**The task:**
Copy out every line holding the string "обмениваться" from the records below.

[Provided material Boundary: Start]

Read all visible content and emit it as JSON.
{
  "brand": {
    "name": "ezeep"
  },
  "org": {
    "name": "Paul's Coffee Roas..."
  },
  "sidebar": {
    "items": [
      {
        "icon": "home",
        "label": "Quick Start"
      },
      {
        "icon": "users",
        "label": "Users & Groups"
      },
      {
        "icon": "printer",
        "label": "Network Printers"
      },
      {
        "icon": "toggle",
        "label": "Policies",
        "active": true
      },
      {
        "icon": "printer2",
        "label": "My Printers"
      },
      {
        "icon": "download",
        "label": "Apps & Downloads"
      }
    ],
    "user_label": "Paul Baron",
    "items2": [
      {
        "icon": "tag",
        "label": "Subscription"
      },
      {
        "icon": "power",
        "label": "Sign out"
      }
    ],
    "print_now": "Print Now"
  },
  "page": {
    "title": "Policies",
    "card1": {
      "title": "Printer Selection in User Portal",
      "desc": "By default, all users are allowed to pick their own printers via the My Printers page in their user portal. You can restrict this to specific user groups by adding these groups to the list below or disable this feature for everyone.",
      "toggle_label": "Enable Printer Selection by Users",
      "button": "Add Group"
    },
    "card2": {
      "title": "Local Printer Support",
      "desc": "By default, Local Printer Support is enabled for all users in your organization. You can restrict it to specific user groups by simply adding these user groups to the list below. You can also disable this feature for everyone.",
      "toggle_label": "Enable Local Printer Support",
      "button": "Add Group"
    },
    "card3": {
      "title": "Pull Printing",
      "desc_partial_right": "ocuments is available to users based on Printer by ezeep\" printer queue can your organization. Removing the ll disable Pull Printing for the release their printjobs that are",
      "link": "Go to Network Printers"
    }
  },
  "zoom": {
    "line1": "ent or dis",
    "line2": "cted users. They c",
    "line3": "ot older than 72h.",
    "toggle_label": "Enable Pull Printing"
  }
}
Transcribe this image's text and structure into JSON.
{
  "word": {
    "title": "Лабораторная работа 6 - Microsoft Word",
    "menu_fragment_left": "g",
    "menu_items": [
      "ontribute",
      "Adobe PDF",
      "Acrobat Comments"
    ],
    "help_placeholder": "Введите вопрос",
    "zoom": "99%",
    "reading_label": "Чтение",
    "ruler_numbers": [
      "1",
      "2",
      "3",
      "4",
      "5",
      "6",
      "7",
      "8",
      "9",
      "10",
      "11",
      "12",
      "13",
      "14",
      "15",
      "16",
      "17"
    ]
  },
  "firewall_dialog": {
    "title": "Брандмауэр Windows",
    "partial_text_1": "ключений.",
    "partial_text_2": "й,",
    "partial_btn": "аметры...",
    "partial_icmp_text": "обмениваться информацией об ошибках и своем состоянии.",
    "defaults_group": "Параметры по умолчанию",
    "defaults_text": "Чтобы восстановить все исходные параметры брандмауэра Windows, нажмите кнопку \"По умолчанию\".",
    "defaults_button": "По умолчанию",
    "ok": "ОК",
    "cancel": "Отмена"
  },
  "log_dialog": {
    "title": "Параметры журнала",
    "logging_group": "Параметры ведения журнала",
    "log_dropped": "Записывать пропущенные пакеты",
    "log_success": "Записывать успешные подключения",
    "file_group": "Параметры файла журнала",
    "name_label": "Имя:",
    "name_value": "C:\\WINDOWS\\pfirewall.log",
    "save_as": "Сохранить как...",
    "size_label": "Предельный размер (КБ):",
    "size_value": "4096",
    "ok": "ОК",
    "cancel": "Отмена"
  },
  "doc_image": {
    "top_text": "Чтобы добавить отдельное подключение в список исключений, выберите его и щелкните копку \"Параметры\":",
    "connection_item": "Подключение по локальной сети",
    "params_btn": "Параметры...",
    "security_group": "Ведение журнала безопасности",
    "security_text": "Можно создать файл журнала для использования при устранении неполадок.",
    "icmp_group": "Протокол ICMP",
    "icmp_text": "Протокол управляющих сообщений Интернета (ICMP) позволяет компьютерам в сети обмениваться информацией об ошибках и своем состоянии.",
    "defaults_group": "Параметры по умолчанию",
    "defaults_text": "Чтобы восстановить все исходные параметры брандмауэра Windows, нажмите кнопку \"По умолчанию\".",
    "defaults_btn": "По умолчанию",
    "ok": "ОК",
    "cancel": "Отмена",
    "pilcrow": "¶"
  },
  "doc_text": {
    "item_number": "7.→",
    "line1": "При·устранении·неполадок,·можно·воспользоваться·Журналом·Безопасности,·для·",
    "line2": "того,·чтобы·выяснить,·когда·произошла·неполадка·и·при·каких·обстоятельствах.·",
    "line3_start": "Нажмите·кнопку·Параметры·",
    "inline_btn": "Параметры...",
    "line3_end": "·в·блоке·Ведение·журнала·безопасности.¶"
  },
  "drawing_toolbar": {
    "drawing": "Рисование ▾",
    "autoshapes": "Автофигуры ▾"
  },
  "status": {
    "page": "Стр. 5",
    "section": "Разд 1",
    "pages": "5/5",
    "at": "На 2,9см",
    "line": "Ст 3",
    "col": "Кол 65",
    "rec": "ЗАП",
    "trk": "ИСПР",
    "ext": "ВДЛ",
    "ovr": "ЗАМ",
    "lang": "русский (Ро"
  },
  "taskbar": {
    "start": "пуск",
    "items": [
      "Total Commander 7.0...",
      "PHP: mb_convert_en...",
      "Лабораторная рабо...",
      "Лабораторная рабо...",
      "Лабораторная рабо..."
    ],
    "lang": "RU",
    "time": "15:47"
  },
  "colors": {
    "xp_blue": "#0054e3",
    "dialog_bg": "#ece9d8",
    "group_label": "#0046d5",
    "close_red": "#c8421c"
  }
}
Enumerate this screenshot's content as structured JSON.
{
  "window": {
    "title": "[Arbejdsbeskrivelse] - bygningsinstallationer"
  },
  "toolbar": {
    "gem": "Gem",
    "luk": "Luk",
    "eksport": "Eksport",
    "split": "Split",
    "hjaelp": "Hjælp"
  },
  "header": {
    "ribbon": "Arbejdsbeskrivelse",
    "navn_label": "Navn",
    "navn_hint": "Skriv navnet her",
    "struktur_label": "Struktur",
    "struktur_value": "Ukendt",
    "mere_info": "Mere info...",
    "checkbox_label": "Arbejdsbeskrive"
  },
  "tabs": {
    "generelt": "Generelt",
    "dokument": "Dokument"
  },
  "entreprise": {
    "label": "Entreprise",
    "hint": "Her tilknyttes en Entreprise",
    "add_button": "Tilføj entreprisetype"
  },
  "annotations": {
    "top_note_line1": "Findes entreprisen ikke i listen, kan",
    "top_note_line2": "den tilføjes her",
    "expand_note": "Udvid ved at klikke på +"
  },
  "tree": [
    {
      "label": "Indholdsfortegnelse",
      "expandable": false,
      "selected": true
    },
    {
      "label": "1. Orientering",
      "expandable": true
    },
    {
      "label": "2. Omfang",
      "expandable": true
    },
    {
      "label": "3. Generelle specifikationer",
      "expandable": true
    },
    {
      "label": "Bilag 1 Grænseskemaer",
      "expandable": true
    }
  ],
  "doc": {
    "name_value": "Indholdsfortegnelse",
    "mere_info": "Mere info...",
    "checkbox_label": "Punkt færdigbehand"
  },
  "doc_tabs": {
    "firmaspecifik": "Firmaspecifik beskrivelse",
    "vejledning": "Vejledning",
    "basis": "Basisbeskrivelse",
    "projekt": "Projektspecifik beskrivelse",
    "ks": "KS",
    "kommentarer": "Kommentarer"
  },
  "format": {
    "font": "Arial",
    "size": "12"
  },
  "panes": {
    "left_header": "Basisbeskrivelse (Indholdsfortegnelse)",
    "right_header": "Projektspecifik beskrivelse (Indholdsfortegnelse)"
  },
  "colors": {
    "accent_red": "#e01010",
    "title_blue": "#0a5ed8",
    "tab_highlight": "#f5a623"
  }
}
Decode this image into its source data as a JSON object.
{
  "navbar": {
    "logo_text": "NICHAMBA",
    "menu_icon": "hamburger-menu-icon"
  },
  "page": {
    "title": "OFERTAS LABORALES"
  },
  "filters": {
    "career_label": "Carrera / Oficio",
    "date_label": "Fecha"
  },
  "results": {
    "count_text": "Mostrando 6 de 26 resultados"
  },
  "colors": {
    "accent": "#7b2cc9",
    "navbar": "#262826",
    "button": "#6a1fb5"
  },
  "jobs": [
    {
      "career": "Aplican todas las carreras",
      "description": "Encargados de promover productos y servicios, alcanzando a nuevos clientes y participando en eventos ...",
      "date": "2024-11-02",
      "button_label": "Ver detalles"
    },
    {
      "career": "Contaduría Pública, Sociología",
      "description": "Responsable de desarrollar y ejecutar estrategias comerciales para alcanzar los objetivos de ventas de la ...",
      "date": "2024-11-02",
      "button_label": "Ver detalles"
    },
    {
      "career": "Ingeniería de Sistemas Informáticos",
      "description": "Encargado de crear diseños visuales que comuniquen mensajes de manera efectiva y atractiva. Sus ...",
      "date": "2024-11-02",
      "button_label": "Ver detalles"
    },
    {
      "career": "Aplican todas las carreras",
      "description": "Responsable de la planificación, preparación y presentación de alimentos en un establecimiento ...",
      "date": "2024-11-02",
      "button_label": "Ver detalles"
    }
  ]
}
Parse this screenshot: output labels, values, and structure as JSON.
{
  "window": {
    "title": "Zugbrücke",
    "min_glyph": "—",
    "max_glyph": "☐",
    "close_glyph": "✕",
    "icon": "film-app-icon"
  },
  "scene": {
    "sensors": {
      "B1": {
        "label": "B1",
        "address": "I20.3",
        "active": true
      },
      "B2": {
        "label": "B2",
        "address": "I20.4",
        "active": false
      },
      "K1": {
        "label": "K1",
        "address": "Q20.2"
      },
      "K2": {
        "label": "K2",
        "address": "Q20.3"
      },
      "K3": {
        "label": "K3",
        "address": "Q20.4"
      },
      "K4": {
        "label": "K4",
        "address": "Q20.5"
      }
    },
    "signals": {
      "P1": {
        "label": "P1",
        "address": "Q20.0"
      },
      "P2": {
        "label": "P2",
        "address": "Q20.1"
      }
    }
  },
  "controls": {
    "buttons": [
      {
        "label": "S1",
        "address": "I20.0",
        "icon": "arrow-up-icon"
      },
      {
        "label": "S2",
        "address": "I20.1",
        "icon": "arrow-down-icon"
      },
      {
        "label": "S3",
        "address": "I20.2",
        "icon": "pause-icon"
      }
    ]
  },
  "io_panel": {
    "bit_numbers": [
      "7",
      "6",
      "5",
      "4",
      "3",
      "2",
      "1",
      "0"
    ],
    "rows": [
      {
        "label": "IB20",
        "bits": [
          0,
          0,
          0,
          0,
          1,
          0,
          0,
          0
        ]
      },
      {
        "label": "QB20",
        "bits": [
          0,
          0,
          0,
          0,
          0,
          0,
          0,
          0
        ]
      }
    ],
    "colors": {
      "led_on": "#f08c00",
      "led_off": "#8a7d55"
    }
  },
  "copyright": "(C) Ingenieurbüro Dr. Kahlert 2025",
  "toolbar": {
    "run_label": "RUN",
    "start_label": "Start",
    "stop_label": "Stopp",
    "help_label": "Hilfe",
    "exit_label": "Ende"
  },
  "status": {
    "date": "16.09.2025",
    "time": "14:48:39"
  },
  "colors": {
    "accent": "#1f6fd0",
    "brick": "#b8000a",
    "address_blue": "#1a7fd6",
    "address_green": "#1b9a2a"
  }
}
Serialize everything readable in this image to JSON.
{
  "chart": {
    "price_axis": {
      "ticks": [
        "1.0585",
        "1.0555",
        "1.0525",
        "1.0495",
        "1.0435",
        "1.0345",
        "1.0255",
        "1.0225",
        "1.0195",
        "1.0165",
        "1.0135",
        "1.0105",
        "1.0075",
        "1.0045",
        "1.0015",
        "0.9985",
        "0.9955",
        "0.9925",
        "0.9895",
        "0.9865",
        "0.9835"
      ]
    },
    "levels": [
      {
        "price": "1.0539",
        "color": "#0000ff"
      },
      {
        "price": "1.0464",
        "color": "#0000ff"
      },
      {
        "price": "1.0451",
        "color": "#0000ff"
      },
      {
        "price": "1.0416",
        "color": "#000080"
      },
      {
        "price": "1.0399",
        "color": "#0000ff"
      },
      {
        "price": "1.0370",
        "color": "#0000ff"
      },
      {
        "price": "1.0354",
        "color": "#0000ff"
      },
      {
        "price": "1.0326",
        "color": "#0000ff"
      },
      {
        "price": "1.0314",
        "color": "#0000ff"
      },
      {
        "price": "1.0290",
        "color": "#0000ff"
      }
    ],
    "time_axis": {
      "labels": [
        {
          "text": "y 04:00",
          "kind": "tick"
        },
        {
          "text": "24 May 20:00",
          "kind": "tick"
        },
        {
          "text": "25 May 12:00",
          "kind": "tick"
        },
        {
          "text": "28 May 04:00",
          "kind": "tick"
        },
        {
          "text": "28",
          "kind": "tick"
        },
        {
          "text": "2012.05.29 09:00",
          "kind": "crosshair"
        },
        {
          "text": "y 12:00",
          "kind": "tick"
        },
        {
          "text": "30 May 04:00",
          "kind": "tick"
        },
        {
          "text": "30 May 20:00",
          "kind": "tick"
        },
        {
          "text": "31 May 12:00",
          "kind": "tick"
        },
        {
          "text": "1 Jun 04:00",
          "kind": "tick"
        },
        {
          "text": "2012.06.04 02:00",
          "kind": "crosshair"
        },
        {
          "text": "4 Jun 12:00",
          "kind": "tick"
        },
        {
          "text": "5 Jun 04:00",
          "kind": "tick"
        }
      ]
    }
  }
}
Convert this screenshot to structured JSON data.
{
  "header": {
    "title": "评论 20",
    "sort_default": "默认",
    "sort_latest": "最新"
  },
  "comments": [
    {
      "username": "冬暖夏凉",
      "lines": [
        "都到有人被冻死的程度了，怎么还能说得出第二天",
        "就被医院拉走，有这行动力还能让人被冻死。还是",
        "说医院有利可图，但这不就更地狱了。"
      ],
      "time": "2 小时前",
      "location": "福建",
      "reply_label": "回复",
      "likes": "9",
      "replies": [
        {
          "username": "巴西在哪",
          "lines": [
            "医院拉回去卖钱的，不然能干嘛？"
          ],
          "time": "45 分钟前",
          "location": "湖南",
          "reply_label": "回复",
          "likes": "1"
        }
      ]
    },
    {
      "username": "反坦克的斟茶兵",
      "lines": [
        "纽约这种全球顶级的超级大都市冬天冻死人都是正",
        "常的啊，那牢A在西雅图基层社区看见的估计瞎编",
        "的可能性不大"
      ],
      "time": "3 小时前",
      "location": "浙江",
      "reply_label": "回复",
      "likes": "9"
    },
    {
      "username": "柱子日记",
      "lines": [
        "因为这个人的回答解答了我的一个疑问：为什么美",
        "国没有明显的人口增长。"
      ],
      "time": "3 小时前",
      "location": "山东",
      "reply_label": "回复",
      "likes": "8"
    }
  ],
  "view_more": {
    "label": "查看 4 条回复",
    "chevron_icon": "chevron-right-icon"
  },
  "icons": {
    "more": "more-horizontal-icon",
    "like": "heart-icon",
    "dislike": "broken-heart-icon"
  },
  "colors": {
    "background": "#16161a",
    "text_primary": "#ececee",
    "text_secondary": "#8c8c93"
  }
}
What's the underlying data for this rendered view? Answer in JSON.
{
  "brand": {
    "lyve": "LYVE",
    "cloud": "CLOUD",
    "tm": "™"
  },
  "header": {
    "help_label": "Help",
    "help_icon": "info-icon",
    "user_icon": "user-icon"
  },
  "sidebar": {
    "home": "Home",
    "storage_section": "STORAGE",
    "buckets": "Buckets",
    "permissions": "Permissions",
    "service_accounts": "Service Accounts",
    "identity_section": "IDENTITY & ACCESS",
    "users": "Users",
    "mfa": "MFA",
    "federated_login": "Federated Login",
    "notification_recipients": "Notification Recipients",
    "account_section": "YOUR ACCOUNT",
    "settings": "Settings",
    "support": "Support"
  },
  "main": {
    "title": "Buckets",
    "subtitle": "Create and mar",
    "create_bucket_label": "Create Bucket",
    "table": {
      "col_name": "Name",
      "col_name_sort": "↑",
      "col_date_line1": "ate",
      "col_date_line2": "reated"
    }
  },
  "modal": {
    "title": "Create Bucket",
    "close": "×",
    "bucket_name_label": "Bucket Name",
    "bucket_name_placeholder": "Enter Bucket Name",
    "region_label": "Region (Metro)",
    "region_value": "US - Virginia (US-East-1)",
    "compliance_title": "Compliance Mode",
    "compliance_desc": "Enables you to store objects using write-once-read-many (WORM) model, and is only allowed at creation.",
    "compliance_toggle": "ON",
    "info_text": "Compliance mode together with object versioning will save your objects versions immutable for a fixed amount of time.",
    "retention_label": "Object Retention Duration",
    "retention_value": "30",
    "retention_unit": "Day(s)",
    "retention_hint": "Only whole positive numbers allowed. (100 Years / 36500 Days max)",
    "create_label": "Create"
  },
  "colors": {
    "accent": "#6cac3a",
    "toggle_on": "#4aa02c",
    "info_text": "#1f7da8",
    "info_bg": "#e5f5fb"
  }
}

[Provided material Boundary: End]

**Answer for this exercise:**
    "partial_icmp_text": "обмениваться информацией об ошибках и своем состоянии.",
    "icmp_text": "Протокол управляющих сообщений Интернета (ICMP) позволяет компьютерам в сети обмениваться информацией об ошибках и своем состоянии.",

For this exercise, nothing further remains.